Think about that statement. It is simple. It is straightforward. And it defines a truth that few of us ever consider on a daily basis. But even in the era of the 24 hour news cycle, there still is always more to tell, more to teach, more to share and more to learn.
There is no better time to remember that fact than at the end of May, and specifically on Memorial Day, when we as a nation traditionally look back on our history and honor those who fought and died to preserve liberty here and abroad.
But as each May rolls around, there are fewer of us alive who actually remember personally those individuals whom we honor. They are largely the characters of history. Those who do remember firsthand are old now too, or as we say euphemistically, “living their ‘golden years.’”
That raises a reasonable question: Why do we use that term when so many of those individuals are living out those years isolated, alone or in communities and facilities surrounded only by their peers. What do we mean by “golden years”? What can we do to help ensure that they are, in fact, golden? What do we, each of us, see when we observe the older population?
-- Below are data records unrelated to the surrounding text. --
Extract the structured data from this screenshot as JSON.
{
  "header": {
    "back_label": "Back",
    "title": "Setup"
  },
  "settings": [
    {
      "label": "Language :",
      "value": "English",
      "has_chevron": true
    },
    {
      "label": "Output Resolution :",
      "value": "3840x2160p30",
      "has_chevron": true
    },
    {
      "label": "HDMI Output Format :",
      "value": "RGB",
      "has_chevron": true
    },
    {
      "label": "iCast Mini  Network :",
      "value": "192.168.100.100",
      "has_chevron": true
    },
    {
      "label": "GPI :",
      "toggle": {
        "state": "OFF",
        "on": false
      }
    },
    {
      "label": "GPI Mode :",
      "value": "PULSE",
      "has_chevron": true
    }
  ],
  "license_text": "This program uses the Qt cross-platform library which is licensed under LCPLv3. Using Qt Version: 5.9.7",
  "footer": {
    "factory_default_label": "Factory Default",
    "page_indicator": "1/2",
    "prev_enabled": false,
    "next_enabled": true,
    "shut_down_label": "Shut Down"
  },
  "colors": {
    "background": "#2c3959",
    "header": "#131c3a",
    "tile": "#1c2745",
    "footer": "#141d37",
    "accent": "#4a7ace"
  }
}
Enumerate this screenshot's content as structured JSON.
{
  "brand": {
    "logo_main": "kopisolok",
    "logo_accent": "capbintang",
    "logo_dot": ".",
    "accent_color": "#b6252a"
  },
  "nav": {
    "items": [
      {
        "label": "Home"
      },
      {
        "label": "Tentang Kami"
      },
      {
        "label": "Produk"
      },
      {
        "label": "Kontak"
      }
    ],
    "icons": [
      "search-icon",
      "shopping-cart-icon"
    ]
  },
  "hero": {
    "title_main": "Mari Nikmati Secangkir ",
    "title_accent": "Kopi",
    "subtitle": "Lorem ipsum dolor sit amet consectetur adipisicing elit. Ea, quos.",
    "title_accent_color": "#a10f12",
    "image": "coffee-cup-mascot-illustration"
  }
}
A good place to start in answering those questions is probably to ask ourselves: Do we really take the time to look? More important, do we really take the time to listen? If the coronavirus taught us anything, all of us, it is probably the hardship and heartache of social isolation. For most of us, thankfully, that isolation was short lived, a time we look back on in the rear view mirror. For most of us.
But that is not necessarily true of our elders. For a variety of reasons some are or feel isolated, alone, passed by, irrelevant. There is a prescription to cure that, a free gift we can all give. It is a listening ear, an open mind and heart, to hear them, acknowledge them, thank them, show them how much we appreciate them for the contributions – yes, the contributions – that each has may to this country.
On this Memorial Day, let us first give tribute and honor to those who gave their lives for our freedom. Then, that day and everyday, let’s do the same for those who knew some of them personally, who bore their loss, whose personal sacrifice was a gift to us.
That’s both “paying it forward” as the saying goes and paying it back.